Dr Graham Baker, email@example.com
BMJ Case Reports 2010; doi:10.1136/bcr.05.2010.3048
A 49-year-old male presented in an acutely confused state. His examination and basic blood tests were unremarkable. He was started on intravenous aciclovir and an MRI brain scan showed changes consistent with limbic encephalitis.
Serum antibodies including para-neoplastic auto-antibodies and cerebrospinal fluid studies were arranged along with a full body CT scan to look for malignancy. All antibody tests returned negative and the CT scan ruled out the presence of malignancy. The patient improved following treatment with intravenous immunoglobulin and was discharged.
Follow-up imaging showed significant radiological improvement. He has been able to return to work and repeat CT scans have failed to find evidence of malignancy.
A rare and treatable cause for his illness was found.

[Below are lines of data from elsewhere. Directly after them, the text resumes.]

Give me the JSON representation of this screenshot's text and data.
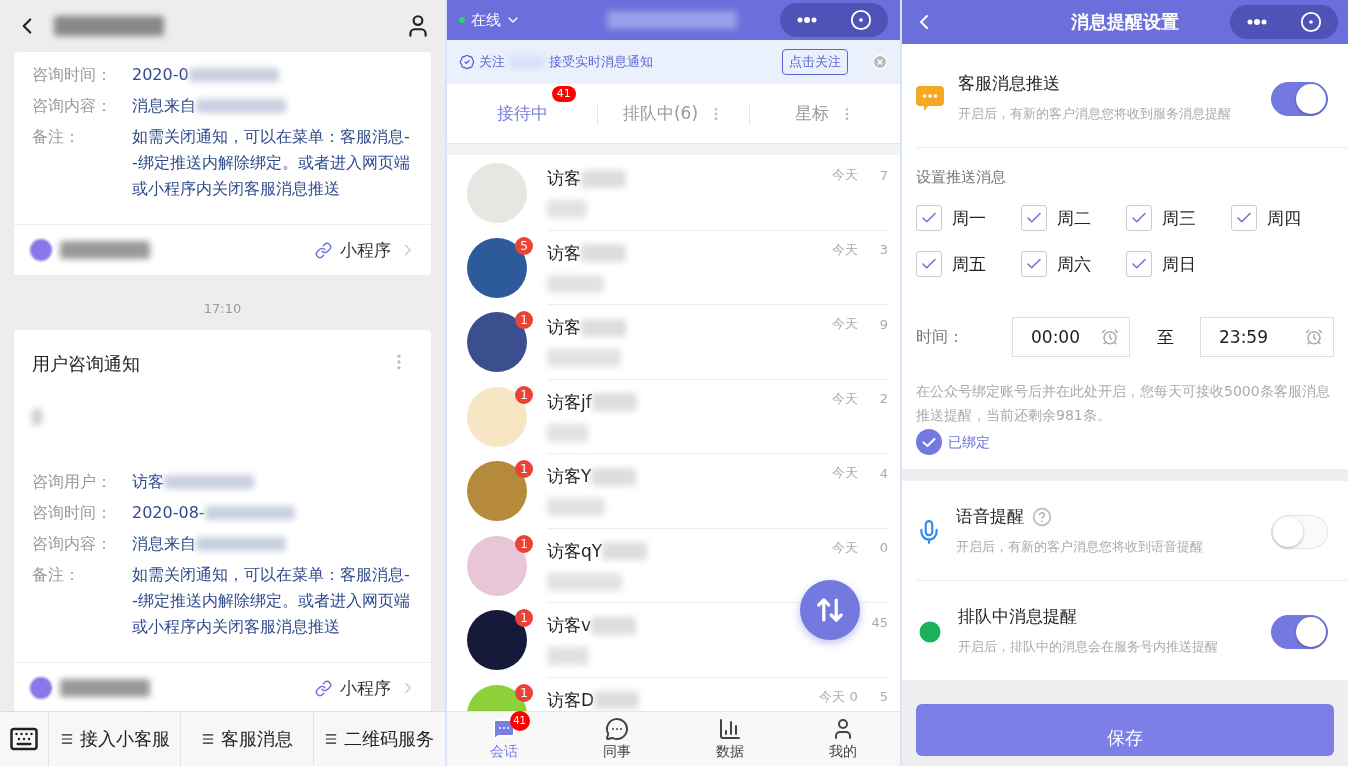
{
  "notifications_panel": {
    "feed": [
      {
        "kind": "card",
        "fields": [
          {
            "label": "咨询时间：",
            "value": "2020-0",
            "masked": true
          },
          {
            "label": "咨询内容：",
            "value": "消息来自",
            "masked": true
          },
          {
            "label": "备注：",
            "value": "如需关闭通知，可以在菜单：客服消息--绑定推送内解除绑定。或者进入网页端或小程序内关闭客服消息推送",
            "masked": false
          }
        ],
        "source_link": "小程序"
      },
      {
        "kind": "time",
        "text": "17:10"
      },
      {
        "kind": "card",
        "title": "用户咨询通知",
        "fields": [
          {
            "label": "咨询用户：",
            "value": "访客",
            "masked": true
          },
          {
            "label": "咨询时间：",
            "value": "2020-08-",
            "masked": true
          },
          {
            "label": "咨询内容：",
            "value": "消息来自",
            "masked": true
          },
          {
            "label": "备注：",
            "value": "如需关闭通知，可以在菜单：客服消息--绑定推送内解除绑定。或者进入网页端或小程序内关闭客服消息推送",
            "masked": false
          }
        ],
        "source_link": "小程序"
      }
    ],
    "menu": [
      "接入小客服",
      "客服消息",
      "二维码服务"
    ]
  },
  "chat_list_panel": {
    "status": "在线",
    "banner": {
      "lead": "关注",
      "text": "接受实时消息通知",
      "button": "点击关注"
    },
    "tabs": [
      {
        "label": "接待中",
        "badge": "41",
        "selected": true
      },
      {
        "label": "排队中(6)",
        "selected": false
      },
      {
        "label": "星标",
        "selected": false
      }
    ],
    "conversations": [
      {
        "name": "访客",
        "time_start": "今天",
        "time_end": "7"
      },
      {
        "name": "访客",
        "badge": "5",
        "time_start": "今天",
        "time_end": "3"
      },
      {
        "name": "访客",
        "badge": "1",
        "time_start": "今天",
        "time_end": "9"
      },
      {
        "name": "访客jf",
        "badge": "1",
        "time_start": "今天",
        "time_end": "2"
      },
      {
        "name": "访客Y",
        "badge": "1",
        "time_start": "今天",
        "time_end": "4"
      },
      {
        "name": "访客qY",
        "badge": "1",
        "time_start": "今天",
        "time_end": "0"
      },
      {
        "name": "访客v",
        "badge": "1",
        "time_end": "45"
      },
      {
        "name": "访客D",
        "badge": "1",
        "time_start": "今天 0",
        "time_end": "5"
      }
    ],
    "nav": [
      {
        "kind": "chats",
        "label": "会话",
        "badge": "41",
        "selected": true
      },
      {
        "kind": "colleagues",
        "label": "同事",
        "selected": false
      },
      {
        "kind": "data",
        "label": "数据",
        "selected": false
      },
      {
        "kind": "me",
        "label": "我的",
        "selected": false
      }
    ]
  },
  "settings_panel": {
    "title": "消息提醒设置",
    "push": {
      "title": "客服消息推送",
      "description": "开启后，有新的客户消息您将收到服务消息提醒",
      "on": true
    },
    "schedule_label": "设置推送消息",
    "days": [
      {
        "label": "周一",
        "checked": true
      },
      {
        "label": "周二",
        "checked": true
      },
      {
        "label": "周三",
        "checked": true
      },
      {
        "label": "周四",
        "checked": true
      },
      {
        "label": "周五",
        "checked": true
      },
      {
        "label": "周六",
        "checked": true
      },
      {
        "label": "周日",
        "checked": true
      }
    ],
    "time": {
      "label": "时间：",
      "start": "00:00",
      "separator": "至",
      "end": "23:59"
    },
    "quota_note": "在公众号绑定账号后并在此处开启，您每天可接收5000条客服消息推送提醒，当前还剩余981条。",
    "bound_status": "已绑定",
    "alerts": [
      {
        "kind": "voice",
        "title": "语音提醒",
        "help": true,
        "description": "开启后，有新的客户消息您将收到语音提醒",
        "on": false
      },
      {
        "kind": "queue",
        "title": "排队中消息提醒",
        "description": "开启后，排队中的消息会在服务号内推送提醒",
        "on": true
      }
    ],
    "save_button": "保存"
  }
}
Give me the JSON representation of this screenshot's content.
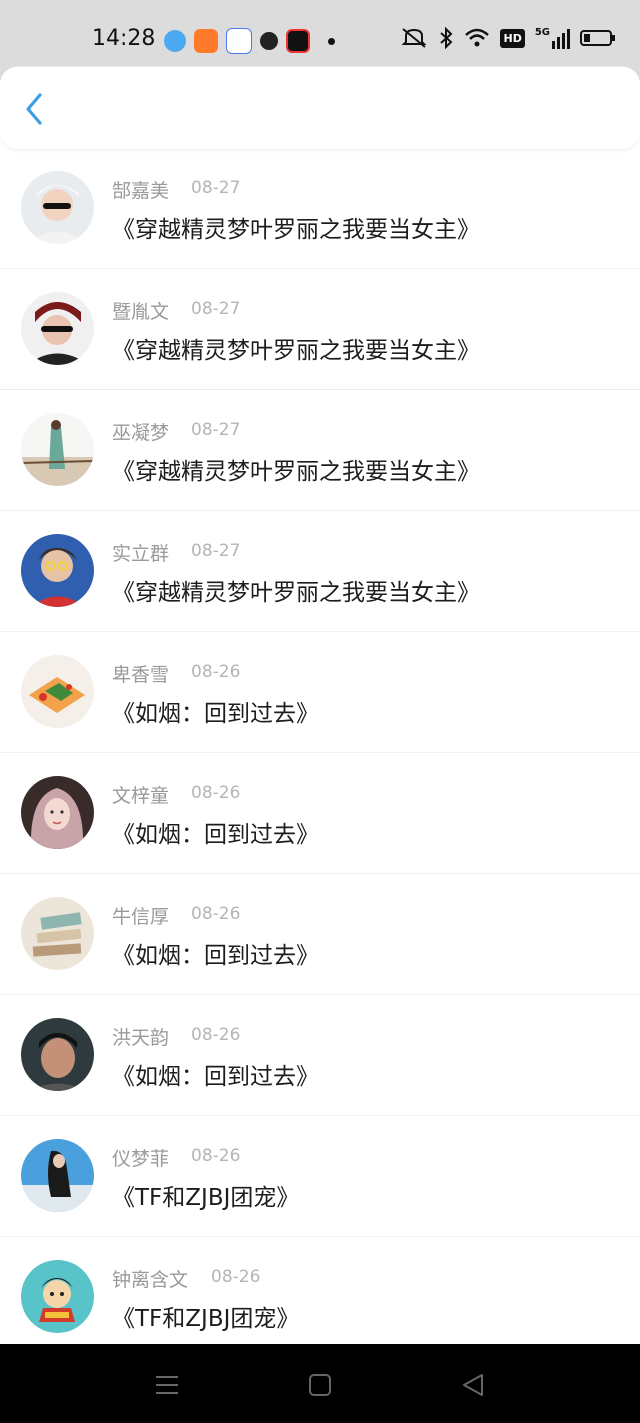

It is worth considering limbic encephalitis when facing a confused patient especially in the young and middle-aged population.